For most fixed income asset classes, the 2020 outlook is heavily dependent on the pace of the US-China trade negotiations, and the US elections. Today, global bond yields have gone lower (prices have gone higher) compared with the start of 2019. With the increasing chance that the US and China may sign an initial trade deal, some pressures may even emerge on yields and USD. In a yield starved world, generating income will continue to be paramount for investors next year, but currencies could also present interesting investment opportunities.
The RMB, as measured on a trade-weighted basis, has become relatively attractive with the trade uncertainty. Should a trade truce be reached, it could spur RMB appreciation, thus benefitting investors holding Chinese bonds as well as offsetting some of the rates sell-off.
Equally if not more critical, managing duration, or the sensitivity of the bond’s price to changes in yields, as well as seeking sources of alternative duration, will be key determinants of returns. We believe a mix of CNY, CNH and USD bonds could be an attractive diversifier for investors with prospects of decent yield levels and their low correlations to global bond markets. Chinese bonds could be in a sweet spot if a positive trade deal is reached, with the resulting global yields sell-off.
Bringing it all together, as China’s bond market becomes an important pillar of the global financial landscape, investors can no longer stay on the sidelines and be intimidated by the notion of investing in China bonds.

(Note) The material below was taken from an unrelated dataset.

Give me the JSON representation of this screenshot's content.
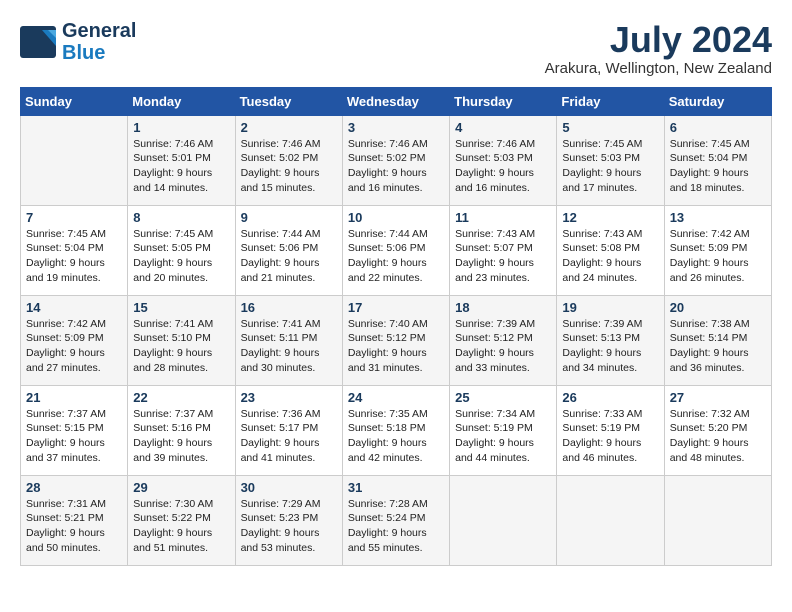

In reality, holding exposure to this market is not nearly as courageous as one might think, particularly for managers with the expertise to tap into what is a fertile ground for investment opportunities. That said, the complexities and nuances of the sub-sectors within the China bond market call for a cautious and well-researched approach. Successfully navigating the dynamics of China’s bond market will require in-depth market knowledge and a laser focus on risk-adjusted returns.
Jason Pang is a fixed income portfolio manager at J.P. Morgan Asset Management